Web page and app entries
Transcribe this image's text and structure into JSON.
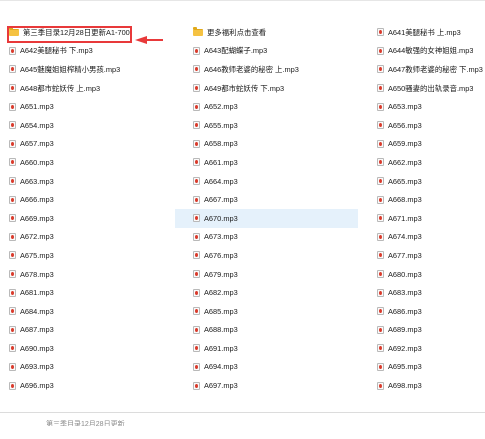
{
  "files": [
    [
      {
        "name": "第三季目录12月28日更新A1-700",
        "type": "folder"
      },
      {
        "name": "更多福利点击查看",
        "type": "folder"
      },
      {
        "name": "A641美腿秘书 上.mp3",
        "type": "mp3"
      }
    ],
    [
      {
        "name": "A642美腿秘书 下.mp3",
        "type": "mp3"
      },
      {
        "name": "A643配蝴蝶子.mp3",
        "type": "mp3"
      },
      {
        "name": "A644敏强的女神姐姐.mp3",
        "type": "mp3"
      }
    ],
    [
      {
        "name": "A645魅魔姐姐榨精小男孩.mp3",
        "type": "mp3"
      },
      {
        "name": "A646教师老婆的秘密 上.mp3",
        "type": "mp3"
      },
      {
        "name": "A647教师老婆的秘密 下.mp3",
        "type": "mp3"
      }
    ],
    [
      {
        "name": "A648都市蛇妖传 上.mp3",
        "type": "mp3"
      },
      {
        "name": "A649都市蛇妖传 下.mp3",
        "type": "mp3"
      },
      {
        "name": "A650骚妻的出轨录音.mp3",
        "type": "mp3"
      }
    ],
    [
      {
        "name": "A651.mp3",
        "type": "mp3"
      },
      {
        "name": "A652.mp3",
        "type": "mp3"
      },
      {
        "name": "A653.mp3",
        "type": "mp3"
      }
    ],
    [
      {
        "name": "A654.mp3",
        "type": "mp3"
      },
      {
        "name": "A655.mp3",
        "type": "mp3"
      },
      {
        "name": "A656.mp3",
        "type": "mp3"
      }
    ],
    [
      {
        "name": "A657.mp3",
        "type": "mp3"
      },
      {
        "name": "A658.mp3",
        "type": "mp3"
      },
      {
        "name": "A659.mp3",
        "type": "mp3"
      }
    ],
    [
      {
        "name": "A660.mp3",
        "type": "mp3"
      },
      {
        "name": "A661.mp3",
        "type": "mp3"
      },
      {
        "name": "A662.mp3",
        "type": "mp3"
      }
    ],
    [
      {
        "name": "A663.mp3",
        "type": "mp3"
      },
      {
        "name": "A664.mp3",
        "type": "mp3"
      },
      {
        "name": "A665.mp3",
        "type": "mp3"
      }
    ],
    [
      {
        "name": "A666.mp3",
        "type": "mp3"
      },
      {
        "name": "A667.mp3",
        "type": "mp3"
      },
      {
        "name": "A668.mp3",
        "type": "mp3"
      }
    ],
    [
      {
        "name": "A669.mp3",
        "type": "mp3"
      },
      {
        "name": "A670.mp3",
        "type": "mp3",
        "selected": true
      },
      {
        "name": "A671.mp3",
        "type": "mp3"
      }
    ],
    [
      {
        "name": "A672.mp3",
        "type": "mp3"
      },
      {
        "name": "A673.mp3",
        "type": "mp3"
      },
      {
        "name": "A674.mp3",
        "type": "mp3"
      }
    ],
    [
      {
        "name": "A675.mp3",
        "type": "mp3"
      },
      {
        "name": "A676.mp3",
        "type": "mp3"
      },
      {
        "name": "A677.mp3",
        "type": "mp3"
      }
    ],
    [
      {
        "name": "A678.mp3",
        "type": "mp3"
      },
      {
        "name": "A679.mp3",
        "type": "mp3"
      },
      {
        "name": "A680.mp3",
        "type": "mp3"
      }
    ],
    [
      {
        "name": "A681.mp3",
        "type": "mp3"
      },
      {
        "name": "A682.mp3",
        "type": "mp3"
      },
      {
        "name": "A683.mp3",
        "type": "mp3"
      }
    ],
    [
      {
        "name": "A684.mp3",
        "type": "mp3"
      },
      {
        "name": "A685.mp3",
        "type": "mp3"
      },
      {
        "name": "A686.mp3",
        "type": "mp3"
      }
    ],
    [
      {
        "name": "A687.mp3",
        "type": "mp3"
      },
      {
        "name": "A688.mp3",
        "type": "mp3"
      },
      {
        "name": "A689.mp3",
        "type": "mp3"
      }
    ],
    [
      {
        "name": "A690.mp3",
        "type": "mp3"
      },
      {
        "name": "A691.mp3",
        "type": "mp3"
      },
      {
        "name": "A692.mp3",
        "type": "mp3"
      }
    ],
    [
      {
        "name": "A693.mp3",
        "type": "mp3"
      },
      {
        "name": "A694.mp3",
        "type": "mp3"
      },
      {
        "name": "A695.mp3",
        "type": "mp3"
      }
    ],
    [
      {
        "name": "A696.mp3",
        "type": "mp3"
      },
      {
        "name": "A697.mp3",
        "type": "mp3"
      },
      {
        "name": "A698.mp3",
        "type": "mp3"
      }
    ]
  ],
  "colors": {
    "highlight": "#e8393a",
    "selection_bg": "#e5f1fb",
    "folder": "#f5c242",
    "mp3_accent": "#d93a2b"
  },
  "icons": {
    "folder": "folder-icon",
    "mp3": "mp3-file-icon"
  },
  "bottom_text": "第三季目录12月28日更新"
}
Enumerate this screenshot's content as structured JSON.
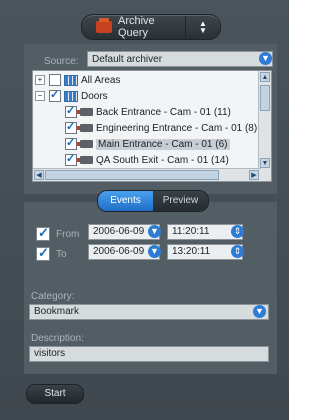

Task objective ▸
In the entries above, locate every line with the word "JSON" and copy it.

Solution to this problem ▸
Transcribe this image's text and structure into JSON.
Enumerate this screenshot's content as structured JSON.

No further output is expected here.